These results are roughly in line with the S&P 500 and S&P 500 Dividend Artistocrats Index–solid results in a challenging environment for income-oriented stocks.
At the same time, the names in our model Portfolio sport an average yield of 5.5 percent, compared to a current return of 1.9 percent for the S&P 500 and 2.3 percent for the S&P 500 Dividend Aristocrats.
And in the first two quarters of 2014, our Lifelong Income Portfolio holdings have delivered an average return of 13.2 percent, compared to 7.6 percent for the S&P 500.
Interest Rates and Dividend-Paying Stocks
Contrary to popular belief, dividend-paying security classes–utility stocks, real estate investment trusts (REIT) and master limited partnerships (MLP)–exhibit a higher correlation to the overall stock market than to interest rates. (See What’s Rate Sensitive and What’s Not.)
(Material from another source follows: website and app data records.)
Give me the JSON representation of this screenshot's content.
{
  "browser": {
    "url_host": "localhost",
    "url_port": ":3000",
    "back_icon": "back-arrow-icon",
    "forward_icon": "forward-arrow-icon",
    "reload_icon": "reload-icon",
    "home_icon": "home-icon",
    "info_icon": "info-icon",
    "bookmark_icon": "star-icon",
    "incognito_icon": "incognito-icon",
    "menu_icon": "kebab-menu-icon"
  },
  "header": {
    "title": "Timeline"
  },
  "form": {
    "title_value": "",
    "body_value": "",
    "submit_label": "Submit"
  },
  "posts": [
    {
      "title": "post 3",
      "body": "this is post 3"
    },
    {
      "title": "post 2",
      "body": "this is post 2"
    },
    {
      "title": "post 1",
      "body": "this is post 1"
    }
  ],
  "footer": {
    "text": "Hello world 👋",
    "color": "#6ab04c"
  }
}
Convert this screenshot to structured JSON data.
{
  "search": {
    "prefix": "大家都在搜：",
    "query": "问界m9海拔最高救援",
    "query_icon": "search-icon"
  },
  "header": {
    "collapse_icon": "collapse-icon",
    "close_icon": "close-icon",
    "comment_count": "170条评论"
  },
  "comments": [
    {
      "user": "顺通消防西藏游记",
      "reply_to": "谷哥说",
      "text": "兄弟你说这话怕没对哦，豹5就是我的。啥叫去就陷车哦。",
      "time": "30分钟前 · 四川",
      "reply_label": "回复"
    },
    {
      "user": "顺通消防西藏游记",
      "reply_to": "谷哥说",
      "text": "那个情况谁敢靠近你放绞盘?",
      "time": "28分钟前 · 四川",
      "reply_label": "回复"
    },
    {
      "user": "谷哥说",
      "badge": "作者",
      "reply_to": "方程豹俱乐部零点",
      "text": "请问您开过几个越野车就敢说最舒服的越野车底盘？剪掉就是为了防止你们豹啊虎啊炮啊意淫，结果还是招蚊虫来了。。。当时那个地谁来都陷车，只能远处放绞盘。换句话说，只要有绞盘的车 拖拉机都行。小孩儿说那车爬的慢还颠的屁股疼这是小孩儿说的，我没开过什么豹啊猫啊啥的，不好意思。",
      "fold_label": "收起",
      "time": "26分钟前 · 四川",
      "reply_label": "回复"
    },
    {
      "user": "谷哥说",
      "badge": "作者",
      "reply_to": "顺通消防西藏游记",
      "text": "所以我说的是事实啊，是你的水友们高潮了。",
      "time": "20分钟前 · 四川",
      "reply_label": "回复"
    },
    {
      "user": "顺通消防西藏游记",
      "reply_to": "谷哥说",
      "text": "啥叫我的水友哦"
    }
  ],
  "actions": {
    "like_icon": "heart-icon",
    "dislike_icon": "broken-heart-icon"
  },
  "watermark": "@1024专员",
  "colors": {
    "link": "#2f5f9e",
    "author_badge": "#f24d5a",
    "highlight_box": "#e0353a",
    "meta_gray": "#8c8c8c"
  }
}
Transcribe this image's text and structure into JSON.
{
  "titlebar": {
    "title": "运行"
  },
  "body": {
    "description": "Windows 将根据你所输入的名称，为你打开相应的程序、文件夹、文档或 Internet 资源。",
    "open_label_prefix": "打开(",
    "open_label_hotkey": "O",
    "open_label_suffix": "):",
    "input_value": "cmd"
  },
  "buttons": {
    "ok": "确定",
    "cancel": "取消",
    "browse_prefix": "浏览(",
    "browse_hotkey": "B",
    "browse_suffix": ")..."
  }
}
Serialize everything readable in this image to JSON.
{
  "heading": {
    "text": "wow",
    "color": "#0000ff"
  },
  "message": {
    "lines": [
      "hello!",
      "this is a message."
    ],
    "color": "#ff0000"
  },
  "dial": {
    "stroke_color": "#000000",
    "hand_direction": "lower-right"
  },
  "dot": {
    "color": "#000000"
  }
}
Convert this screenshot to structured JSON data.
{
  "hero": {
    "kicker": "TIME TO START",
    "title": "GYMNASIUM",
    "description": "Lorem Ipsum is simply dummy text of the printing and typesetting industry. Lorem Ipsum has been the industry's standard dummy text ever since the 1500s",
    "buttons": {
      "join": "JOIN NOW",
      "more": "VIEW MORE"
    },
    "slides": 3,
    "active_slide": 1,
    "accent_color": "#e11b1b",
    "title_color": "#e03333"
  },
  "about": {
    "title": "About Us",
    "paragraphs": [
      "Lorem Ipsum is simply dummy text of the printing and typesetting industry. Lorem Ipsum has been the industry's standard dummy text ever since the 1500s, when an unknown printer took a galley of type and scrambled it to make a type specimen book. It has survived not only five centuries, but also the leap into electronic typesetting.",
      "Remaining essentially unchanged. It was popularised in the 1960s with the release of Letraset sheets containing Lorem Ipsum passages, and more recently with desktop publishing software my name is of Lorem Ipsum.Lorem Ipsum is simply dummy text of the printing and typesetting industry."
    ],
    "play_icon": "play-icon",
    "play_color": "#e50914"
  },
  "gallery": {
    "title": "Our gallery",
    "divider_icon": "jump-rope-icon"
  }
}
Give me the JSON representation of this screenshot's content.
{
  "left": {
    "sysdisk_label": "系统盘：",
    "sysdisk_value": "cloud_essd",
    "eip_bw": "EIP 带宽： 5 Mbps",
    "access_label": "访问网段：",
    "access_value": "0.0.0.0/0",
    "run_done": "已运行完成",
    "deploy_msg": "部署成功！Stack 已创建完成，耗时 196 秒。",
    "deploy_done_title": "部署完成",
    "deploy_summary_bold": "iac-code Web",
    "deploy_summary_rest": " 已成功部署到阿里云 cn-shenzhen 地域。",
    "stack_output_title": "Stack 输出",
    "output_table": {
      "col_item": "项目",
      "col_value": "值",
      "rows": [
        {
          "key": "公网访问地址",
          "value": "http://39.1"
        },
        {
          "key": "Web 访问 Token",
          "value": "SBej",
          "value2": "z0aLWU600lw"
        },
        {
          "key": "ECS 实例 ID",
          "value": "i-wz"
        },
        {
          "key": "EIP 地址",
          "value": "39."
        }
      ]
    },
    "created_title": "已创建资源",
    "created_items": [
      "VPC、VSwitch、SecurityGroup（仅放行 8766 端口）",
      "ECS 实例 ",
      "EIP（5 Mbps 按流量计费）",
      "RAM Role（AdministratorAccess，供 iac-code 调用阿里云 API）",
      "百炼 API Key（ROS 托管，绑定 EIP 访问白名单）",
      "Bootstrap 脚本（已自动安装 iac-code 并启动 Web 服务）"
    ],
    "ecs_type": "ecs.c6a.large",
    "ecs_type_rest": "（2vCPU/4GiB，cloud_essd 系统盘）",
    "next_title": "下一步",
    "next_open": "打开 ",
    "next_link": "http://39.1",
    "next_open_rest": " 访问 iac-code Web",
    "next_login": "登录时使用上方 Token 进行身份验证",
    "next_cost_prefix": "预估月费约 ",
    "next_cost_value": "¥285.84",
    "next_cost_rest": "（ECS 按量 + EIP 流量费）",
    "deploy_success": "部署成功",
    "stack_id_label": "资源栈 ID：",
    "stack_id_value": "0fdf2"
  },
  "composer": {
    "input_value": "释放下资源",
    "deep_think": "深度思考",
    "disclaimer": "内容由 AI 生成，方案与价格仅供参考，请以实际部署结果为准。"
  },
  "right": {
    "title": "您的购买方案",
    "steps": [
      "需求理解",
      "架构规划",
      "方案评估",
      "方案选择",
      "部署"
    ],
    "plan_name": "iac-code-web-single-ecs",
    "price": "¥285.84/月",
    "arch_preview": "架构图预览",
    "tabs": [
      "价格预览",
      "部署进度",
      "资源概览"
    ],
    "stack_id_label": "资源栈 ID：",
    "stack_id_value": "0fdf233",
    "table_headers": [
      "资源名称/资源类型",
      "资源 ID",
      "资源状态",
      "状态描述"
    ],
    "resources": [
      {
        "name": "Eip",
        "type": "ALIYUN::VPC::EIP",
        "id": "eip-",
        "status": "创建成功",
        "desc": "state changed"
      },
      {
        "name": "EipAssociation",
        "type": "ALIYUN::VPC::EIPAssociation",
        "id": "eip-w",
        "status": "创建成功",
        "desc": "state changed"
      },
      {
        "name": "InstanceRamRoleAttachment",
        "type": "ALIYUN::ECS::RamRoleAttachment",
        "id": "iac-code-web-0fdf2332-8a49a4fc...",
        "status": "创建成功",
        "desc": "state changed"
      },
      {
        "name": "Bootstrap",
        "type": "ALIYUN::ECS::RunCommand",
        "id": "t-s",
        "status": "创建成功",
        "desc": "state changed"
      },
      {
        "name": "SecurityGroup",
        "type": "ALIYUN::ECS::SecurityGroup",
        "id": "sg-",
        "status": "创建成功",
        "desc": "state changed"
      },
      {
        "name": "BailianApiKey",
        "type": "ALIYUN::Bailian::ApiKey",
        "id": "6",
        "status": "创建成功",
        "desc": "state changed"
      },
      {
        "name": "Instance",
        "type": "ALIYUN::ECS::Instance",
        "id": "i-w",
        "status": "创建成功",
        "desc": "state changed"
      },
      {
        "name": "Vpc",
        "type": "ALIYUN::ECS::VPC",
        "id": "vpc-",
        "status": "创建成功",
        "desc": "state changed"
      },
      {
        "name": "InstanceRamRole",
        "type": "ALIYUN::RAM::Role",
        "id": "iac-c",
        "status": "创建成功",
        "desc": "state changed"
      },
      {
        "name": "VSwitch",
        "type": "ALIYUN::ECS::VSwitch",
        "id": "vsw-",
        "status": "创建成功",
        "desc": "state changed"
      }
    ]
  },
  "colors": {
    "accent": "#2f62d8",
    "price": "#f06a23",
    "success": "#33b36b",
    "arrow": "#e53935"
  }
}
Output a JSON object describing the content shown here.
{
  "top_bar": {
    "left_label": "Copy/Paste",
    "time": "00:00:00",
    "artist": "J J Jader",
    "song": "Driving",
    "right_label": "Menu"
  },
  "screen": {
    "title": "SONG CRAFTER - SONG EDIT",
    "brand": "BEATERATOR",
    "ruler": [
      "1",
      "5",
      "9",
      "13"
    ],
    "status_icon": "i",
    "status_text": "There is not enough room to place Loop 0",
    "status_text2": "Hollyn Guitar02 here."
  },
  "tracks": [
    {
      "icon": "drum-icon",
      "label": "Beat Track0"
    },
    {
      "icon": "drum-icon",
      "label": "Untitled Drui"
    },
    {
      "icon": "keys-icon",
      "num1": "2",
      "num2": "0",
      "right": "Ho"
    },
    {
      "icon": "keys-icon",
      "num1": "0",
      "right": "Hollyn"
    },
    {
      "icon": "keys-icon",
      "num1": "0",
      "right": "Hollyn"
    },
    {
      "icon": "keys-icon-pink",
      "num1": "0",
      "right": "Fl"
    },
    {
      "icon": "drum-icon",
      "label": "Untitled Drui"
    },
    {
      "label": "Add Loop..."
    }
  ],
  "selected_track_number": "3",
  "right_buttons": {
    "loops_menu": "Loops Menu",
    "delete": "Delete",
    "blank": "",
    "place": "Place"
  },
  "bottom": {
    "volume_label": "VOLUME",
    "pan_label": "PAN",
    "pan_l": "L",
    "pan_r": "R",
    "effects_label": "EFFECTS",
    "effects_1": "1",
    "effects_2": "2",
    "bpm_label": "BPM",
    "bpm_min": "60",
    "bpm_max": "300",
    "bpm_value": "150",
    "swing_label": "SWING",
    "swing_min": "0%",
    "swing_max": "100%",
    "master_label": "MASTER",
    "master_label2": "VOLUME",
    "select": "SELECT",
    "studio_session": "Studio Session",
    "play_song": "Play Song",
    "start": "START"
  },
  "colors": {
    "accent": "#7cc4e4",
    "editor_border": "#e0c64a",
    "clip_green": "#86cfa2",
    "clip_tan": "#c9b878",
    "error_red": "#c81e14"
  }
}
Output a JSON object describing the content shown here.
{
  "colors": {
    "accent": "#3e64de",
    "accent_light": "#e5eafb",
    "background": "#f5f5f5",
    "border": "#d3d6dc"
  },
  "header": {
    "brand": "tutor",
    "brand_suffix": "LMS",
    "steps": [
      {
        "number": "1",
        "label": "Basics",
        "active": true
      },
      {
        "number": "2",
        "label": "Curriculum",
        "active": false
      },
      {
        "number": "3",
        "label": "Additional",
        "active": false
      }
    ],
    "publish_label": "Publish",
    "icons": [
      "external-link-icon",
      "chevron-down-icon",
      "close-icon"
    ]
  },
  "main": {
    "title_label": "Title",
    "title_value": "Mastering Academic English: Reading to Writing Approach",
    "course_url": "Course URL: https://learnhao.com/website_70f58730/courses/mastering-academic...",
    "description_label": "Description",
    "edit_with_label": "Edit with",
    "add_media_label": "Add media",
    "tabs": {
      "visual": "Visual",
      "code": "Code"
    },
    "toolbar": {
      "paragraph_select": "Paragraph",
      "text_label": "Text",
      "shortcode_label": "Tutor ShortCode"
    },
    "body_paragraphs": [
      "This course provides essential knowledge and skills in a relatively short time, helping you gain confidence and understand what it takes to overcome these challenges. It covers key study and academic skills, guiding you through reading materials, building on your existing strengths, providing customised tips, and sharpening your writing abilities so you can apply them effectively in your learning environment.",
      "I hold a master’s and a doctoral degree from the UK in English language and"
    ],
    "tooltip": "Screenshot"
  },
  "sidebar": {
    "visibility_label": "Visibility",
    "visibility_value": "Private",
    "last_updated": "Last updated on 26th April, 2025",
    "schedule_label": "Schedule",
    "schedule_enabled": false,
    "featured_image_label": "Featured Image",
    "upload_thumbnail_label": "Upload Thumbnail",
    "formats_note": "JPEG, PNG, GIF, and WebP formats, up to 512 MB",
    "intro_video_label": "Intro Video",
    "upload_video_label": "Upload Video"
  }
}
That being said, this misperception that income-oriented stocks act as bond substitutes means that expectations for interest rates can drive near-term moves in these equities.
Last year, the crowd overreacted to the Federal Reserve’s plan to roll back quantitative easing, giving us an opportunity to scoop up shares of dividend-paying stocks on the cheap.
But income-oriented stocks have rallied this year, as the pullback in interest rates has drawn investors to the space.
Traders have piled into exchange-traded funds (ETF) that promise one-stop exposure to MLPs, REITs and other income-oriented stocks.
As we explained in Dividends and the Exchange-Traded Fund, we prefer to select individual equities; the instant diversification offered by ETFs also translates into diluted exposure to and industry or sector’s best names.
ETFs’ rising popularity as trading vehicles has helped to bid up some popular dividend-paying stocks to frothy valuations that price in everything going right–and then some.
Although these market darlings have rallied hard, valuations look increasingly stretched; with many of these names pricing in perfection, the risk of a potential pullback continues to grow.